WHAT YOU ARE ASKED TO DO :: Go through the records below and show every line with the string "size".
★ ★ ★
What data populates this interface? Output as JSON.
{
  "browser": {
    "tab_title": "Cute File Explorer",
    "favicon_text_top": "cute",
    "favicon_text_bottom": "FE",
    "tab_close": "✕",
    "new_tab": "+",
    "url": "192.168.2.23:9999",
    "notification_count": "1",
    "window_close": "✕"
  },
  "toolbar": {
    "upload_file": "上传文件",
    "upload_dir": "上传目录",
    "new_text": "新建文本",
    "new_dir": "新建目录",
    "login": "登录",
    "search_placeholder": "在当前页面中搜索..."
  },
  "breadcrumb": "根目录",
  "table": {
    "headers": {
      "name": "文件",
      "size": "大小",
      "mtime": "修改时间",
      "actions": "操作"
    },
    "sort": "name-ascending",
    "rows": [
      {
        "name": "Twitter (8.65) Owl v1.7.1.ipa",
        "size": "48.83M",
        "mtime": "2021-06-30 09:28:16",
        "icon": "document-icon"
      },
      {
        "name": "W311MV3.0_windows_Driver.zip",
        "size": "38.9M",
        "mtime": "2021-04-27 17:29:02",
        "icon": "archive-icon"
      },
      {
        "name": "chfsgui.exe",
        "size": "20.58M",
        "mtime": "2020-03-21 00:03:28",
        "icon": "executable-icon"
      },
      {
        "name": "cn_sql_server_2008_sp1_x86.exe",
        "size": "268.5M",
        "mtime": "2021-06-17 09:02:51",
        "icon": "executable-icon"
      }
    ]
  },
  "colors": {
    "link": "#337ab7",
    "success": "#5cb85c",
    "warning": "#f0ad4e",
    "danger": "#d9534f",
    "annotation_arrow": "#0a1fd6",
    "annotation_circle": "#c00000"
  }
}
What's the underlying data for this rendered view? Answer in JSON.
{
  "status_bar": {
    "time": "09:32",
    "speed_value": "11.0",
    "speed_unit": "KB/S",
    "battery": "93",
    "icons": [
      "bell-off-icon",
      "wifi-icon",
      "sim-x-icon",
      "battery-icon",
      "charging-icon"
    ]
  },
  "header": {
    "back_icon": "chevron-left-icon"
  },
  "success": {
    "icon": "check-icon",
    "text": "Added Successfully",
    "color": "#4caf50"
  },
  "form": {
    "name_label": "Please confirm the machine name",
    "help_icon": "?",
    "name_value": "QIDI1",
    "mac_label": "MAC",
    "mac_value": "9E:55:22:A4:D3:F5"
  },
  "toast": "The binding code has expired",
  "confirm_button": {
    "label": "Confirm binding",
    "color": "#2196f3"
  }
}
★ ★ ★
RESULT OF THIS TASK ::
      "size": "大小",
        "size": "48.83M",
        "size": "38.9M",
        "size": "20.58M",
        "size": "268.5M",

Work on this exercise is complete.